Faulkner County Sheriff Andy Shock said he hopes his presentation with the Mt. Vernon-Enola School Board on Thursday evening will begin the debate in the community about the possibility of arming administrators in the school district.
“We want to start the conversation,” Shock told reporters after addressing the board. “We want to see if the community, as a whole, feels this is the way to go, and if it is, I’m going to help them do it.”
Shock’s plan would put school administrators through the same 110-hour certified law enforcement training that reserve deputies are required to complete.
Shock told the school board members that if the school district decides to move forward with the training, it will be provided free of cost and at the convenience of the district.
“We are willing to bend over backwards and cater to your schedule,” he said. “We want to provide that option. It’s all about making the kids safe.
“It’s a controversial issue, and I’ve taken some heat over it, which I’m willing to do, because I feel it’s the right thing to do.”
Since the administrators would be able to carry weapons on school grounds under the authority of the sheriff’s office, Shock admitted that several issues, such as what status administrators would hold with the sheriff’s office, still need to be addressed.
Shock, a 1992 graduate of the school district, told board members that administrators could be considered part-time or reserve deputies, or even specialized police, upon completion of the training.
Considerations for whether or not administrators would be required to wear a badge while on campus or be required to wear a sheriff’s deputy uniform are other concerns that have been discussed in other school districts.
“We still have to iron things out before I would feel comfortable doing it, and I know before the school board feels comfortable doing it,” Shock said after the meeting.
Shock brought a binder, which appeared several inches thick, that included all the training that administrators would be subject to before being deputized.
“This is not a class that you sit in for half a day, and we issue you a gun,” he said. “It is a lengthy class.”
Shock said that administrators that complete the training would be subject to annual training in subsequent years.

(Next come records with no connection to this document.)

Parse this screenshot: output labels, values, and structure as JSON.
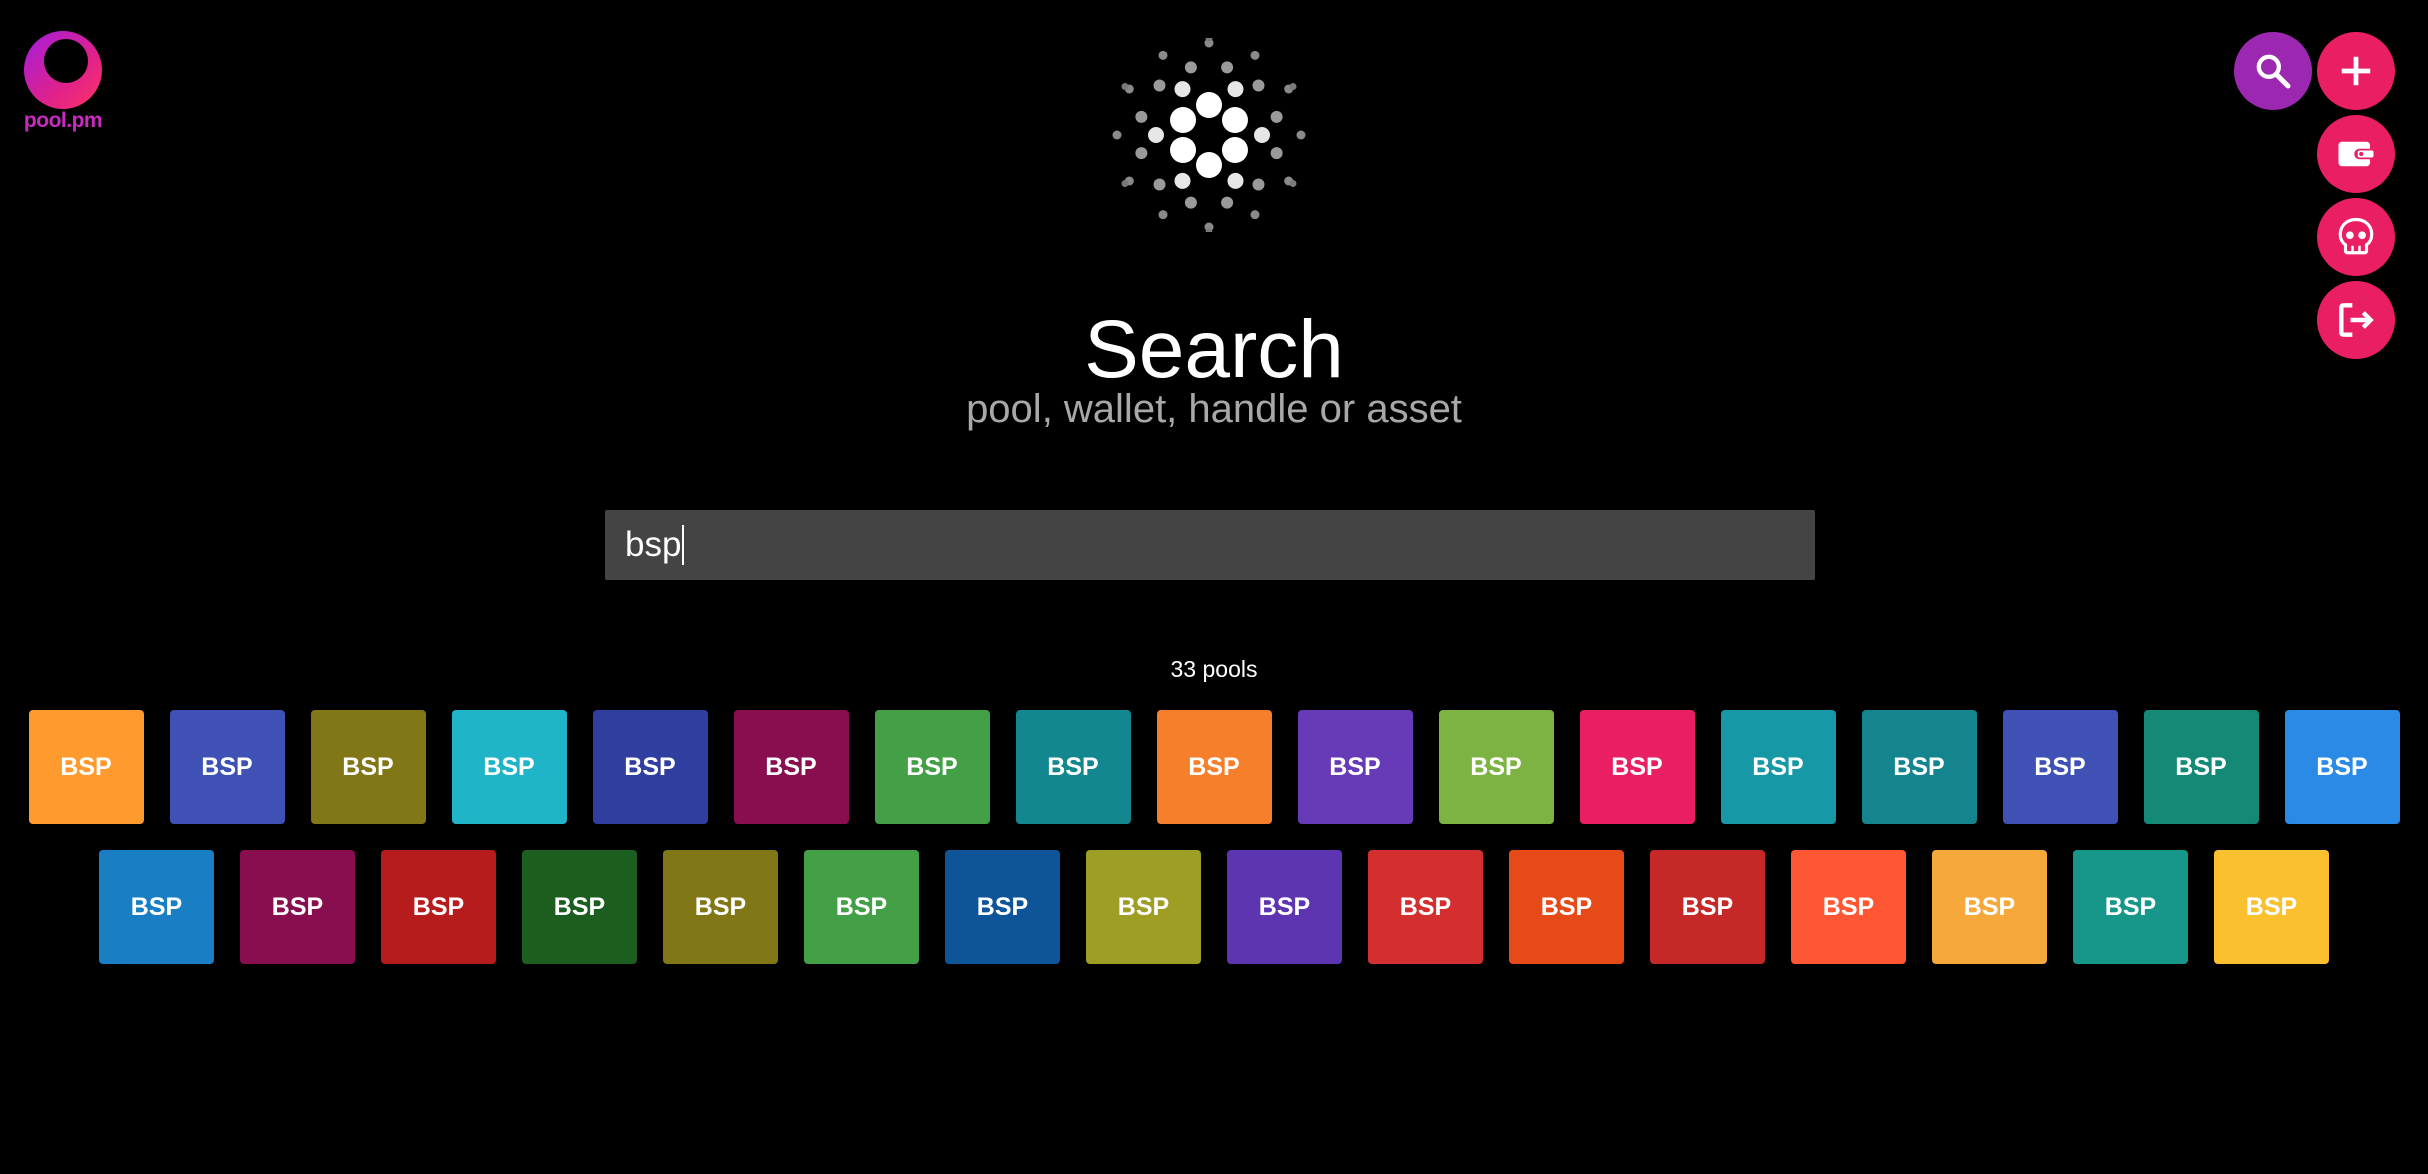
{
  "logo": {
    "text": "pool.pm"
  },
  "header": {
    "title": "Search",
    "subtitle": "pool, wallet, handle or asset"
  },
  "search": {
    "value": "bsp",
    "placeholder": ""
  },
  "results": {
    "count_label": "33 pools",
    "row1": [
      {
        "ticker": "BSP",
        "color": "#ff9a2e"
      },
      {
        "ticker": "BSP",
        "color": "#3f51b5"
      },
      {
        "ticker": "BSP",
        "color": "#827717"
      },
      {
        "ticker": "BSP",
        "color": "#1fb4c8"
      },
      {
        "ticker": "BSP",
        "color": "#303f9f"
      },
      {
        "ticker": "BSP",
        "color": "#880e4f"
      },
      {
        "ticker": "BSP",
        "color": "#43a047"
      },
      {
        "ticker": "BSP",
        "color": "#138790"
      },
      {
        "ticker": "BSP",
        "color": "#f57f2a"
      },
      {
        "ticker": "BSP",
        "color": "#673ab7"
      },
      {
        "ticker": "BSP",
        "color": "#7cb342"
      },
      {
        "ticker": "BSP",
        "color": "#e91e63"
      },
      {
        "ticker": "BSP",
        "color": "#1698a6"
      },
      {
        "ticker": "BSP",
        "color": "#14858e"
      },
      {
        "ticker": "BSP",
        "color": "#3f51b5"
      },
      {
        "ticker": "BSP",
        "color": "#148a76"
      },
      {
        "ticker": "BSP",
        "color": "#2a8ae6"
      }
    ],
    "row2": [
      {
        "ticker": "BSP",
        "color": "#1a7ec4"
      },
      {
        "ticker": "BSP",
        "color": "#880e4f"
      },
      {
        "ticker": "BSP",
        "color": "#b71c1c"
      },
      {
        "ticker": "BSP",
        "color": "#1b5e20"
      },
      {
        "ticker": "BSP",
        "color": "#827717"
      },
      {
        "ticker": "BSP",
        "color": "#43a047"
      },
      {
        "ticker": "BSP",
        "color": "#0d5499"
      },
      {
        "ticker": "BSP",
        "color": "#9e9d24"
      },
      {
        "ticker": "BSP",
        "color": "#5e35b1"
      },
      {
        "ticker": "BSP",
        "color": "#d32f2f"
      },
      {
        "ticker": "BSP",
        "color": "#e64a19"
      },
      {
        "ticker": "BSP",
        "color": "#c62828"
      },
      {
        "ticker": "BSP",
        "color": "#ff5733"
      },
      {
        "ticker": "BSP",
        "color": "#f7a83a"
      },
      {
        "ticker": "BSP",
        "color": "#16978a"
      },
      {
        "ticker": "BSP",
        "color": "#fbc02d"
      }
    ]
  },
  "actions": [
    {
      "icon": "search-icon",
      "color": "#9c27b0"
    },
    {
      "icon": "plus-icon",
      "color": "#e91e63"
    },
    {
      "icon": "wallet-icon",
      "color": "#e91e63"
    },
    {
      "icon": "skull-icon",
      "color": "#e91e63"
    },
    {
      "icon": "logout-icon",
      "color": "#e91e63"
    }
  ]
}
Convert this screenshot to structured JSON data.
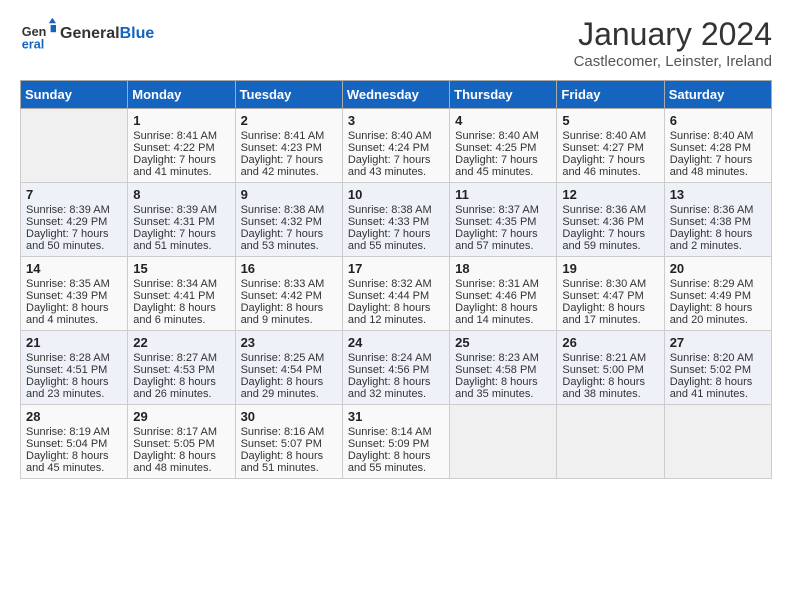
{
  "header": {
    "logo_general": "General",
    "logo_blue": "Blue",
    "month_year": "January 2024",
    "location": "Castlecomer, Leinster, Ireland"
  },
  "days_of_week": [
    "Sunday",
    "Monday",
    "Tuesday",
    "Wednesday",
    "Thursday",
    "Friday",
    "Saturday"
  ],
  "weeks": [
    [
      {
        "day": "",
        "content": ""
      },
      {
        "day": "1",
        "content": "Sunrise: 8:41 AM\nSunset: 4:22 PM\nDaylight: 7 hours\nand 41 minutes."
      },
      {
        "day": "2",
        "content": "Sunrise: 8:41 AM\nSunset: 4:23 PM\nDaylight: 7 hours\nand 42 minutes."
      },
      {
        "day": "3",
        "content": "Sunrise: 8:40 AM\nSunset: 4:24 PM\nDaylight: 7 hours\nand 43 minutes."
      },
      {
        "day": "4",
        "content": "Sunrise: 8:40 AM\nSunset: 4:25 PM\nDaylight: 7 hours\nand 45 minutes."
      },
      {
        "day": "5",
        "content": "Sunrise: 8:40 AM\nSunset: 4:27 PM\nDaylight: 7 hours\nand 46 minutes."
      },
      {
        "day": "6",
        "content": "Sunrise: 8:40 AM\nSunset: 4:28 PM\nDaylight: 7 hours\nand 48 minutes."
      }
    ],
    [
      {
        "day": "7",
        "content": "Sunrise: 8:39 AM\nSunset: 4:29 PM\nDaylight: 7 hours\nand 50 minutes."
      },
      {
        "day": "8",
        "content": "Sunrise: 8:39 AM\nSunset: 4:31 PM\nDaylight: 7 hours\nand 51 minutes."
      },
      {
        "day": "9",
        "content": "Sunrise: 8:38 AM\nSunset: 4:32 PM\nDaylight: 7 hours\nand 53 minutes."
      },
      {
        "day": "10",
        "content": "Sunrise: 8:38 AM\nSunset: 4:33 PM\nDaylight: 7 hours\nand 55 minutes."
      },
      {
        "day": "11",
        "content": "Sunrise: 8:37 AM\nSunset: 4:35 PM\nDaylight: 7 hours\nand 57 minutes."
      },
      {
        "day": "12",
        "content": "Sunrise: 8:36 AM\nSunset: 4:36 PM\nDaylight: 7 hours\nand 59 minutes."
      },
      {
        "day": "13",
        "content": "Sunrise: 8:36 AM\nSunset: 4:38 PM\nDaylight: 8 hours\nand 2 minutes."
      }
    ],
    [
      {
        "day": "14",
        "content": "Sunrise: 8:35 AM\nSunset: 4:39 PM\nDaylight: 8 hours\nand 4 minutes."
      },
      {
        "day": "15",
        "content": "Sunrise: 8:34 AM\nSunset: 4:41 PM\nDaylight: 8 hours\nand 6 minutes."
      },
      {
        "day": "16",
        "content": "Sunrise: 8:33 AM\nSunset: 4:42 PM\nDaylight: 8 hours\nand 9 minutes."
      },
      {
        "day": "17",
        "content": "Sunrise: 8:32 AM\nSunset: 4:44 PM\nDaylight: 8 hours\nand 12 minutes."
      },
      {
        "day": "18",
        "content": "Sunrise: 8:31 AM\nSunset: 4:46 PM\nDaylight: 8 hours\nand 14 minutes."
      },
      {
        "day": "19",
        "content": "Sunrise: 8:30 AM\nSunset: 4:47 PM\nDaylight: 8 hours\nand 17 minutes."
      },
      {
        "day": "20",
        "content": "Sunrise: 8:29 AM\nSunset: 4:49 PM\nDaylight: 8 hours\nand 20 minutes."
      }
    ],
    [
      {
        "day": "21",
        "content": "Sunrise: 8:28 AM\nSunset: 4:51 PM\nDaylight: 8 hours\nand 23 minutes."
      },
      {
        "day": "22",
        "content": "Sunrise: 8:27 AM\nSunset: 4:53 PM\nDaylight: 8 hours\nand 26 minutes."
      },
      {
        "day": "23",
        "content": "Sunrise: 8:25 AM\nSunset: 4:54 PM\nDaylight: 8 hours\nand 29 minutes."
      },
      {
        "day": "24",
        "content": "Sunrise: 8:24 AM\nSunset: 4:56 PM\nDaylight: 8 hours\nand 32 minutes."
      },
      {
        "day": "25",
        "content": "Sunrise: 8:23 AM\nSunset: 4:58 PM\nDaylight: 8 hours\nand 35 minutes."
      },
      {
        "day": "26",
        "content": "Sunrise: 8:21 AM\nSunset: 5:00 PM\nDaylight: 8 hours\nand 38 minutes."
      },
      {
        "day": "27",
        "content": "Sunrise: 8:20 AM\nSunset: 5:02 PM\nDaylight: 8 hours\nand 41 minutes."
      }
    ],
    [
      {
        "day": "28",
        "content": "Sunrise: 8:19 AM\nSunset: 5:04 PM\nDaylight: 8 hours\nand 45 minutes."
      },
      {
        "day": "29",
        "content": "Sunrise: 8:17 AM\nSunset: 5:05 PM\nDaylight: 8 hours\nand 48 minutes."
      },
      {
        "day": "30",
        "content": "Sunrise: 8:16 AM\nSunset: 5:07 PM\nDaylight: 8 hours\nand 51 minutes."
      },
      {
        "day": "31",
        "content": "Sunrise: 8:14 AM\nSunset: 5:09 PM\nDaylight: 8 hours\nand 55 minutes."
      },
      {
        "day": "",
        "content": ""
      },
      {
        "day": "",
        "content": ""
      },
      {
        "day": "",
        "content": ""
      }
    ]
  ]
}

Shock and Prosecuting Attorney Cody Hiland, who also addressed the board, answered several questions from the board concerning the recent developments in the Clarksville School District, where more than 20 members of the school staff, including teachers, had undergone more than 50 hours of training to be able to carry weapons on school grounds only to have the plan blocked earlier this week by a state regulatory panel.
Attorney General Dustin McDaniel also released an opinion earlier this month, which stated his doubts upon the legality of Clarksville’s plan, which centered around the school district being recognized as a private firm to be able to arm administrators, teachers and other staff.
“The Attorney General’s opinion related to security officers and security guards is completely separate from anything that’s being proposed tonight,” Hiland told the board. “We’re talking about trained, certified law enforcement officers.”
Hiland also stated that the sheriff’s plan would not include arming teachers or other school staff, only administrators.
Superintendent Larry Walters told reporters after the meeting that he was interested to hear the feedback of parents and others in the community after Shock’s address.
“I want that feedback,” he said. “You want the people to feel good about the decisions you make and to feel comfortable that they’re sending their children to a safe place.”
While Walters admitted that a decision would be something that would take time, he did not want to take too much time.
“If something happens, and we haven’t done our homework or haven’t put something in place, then the finger is pointed at us, because we didn’t take steps,” he said.
Walters said after hearing public feedback, future steps would include having an “open, candid conversation with the board,” which oversees the district’s almost 500 students.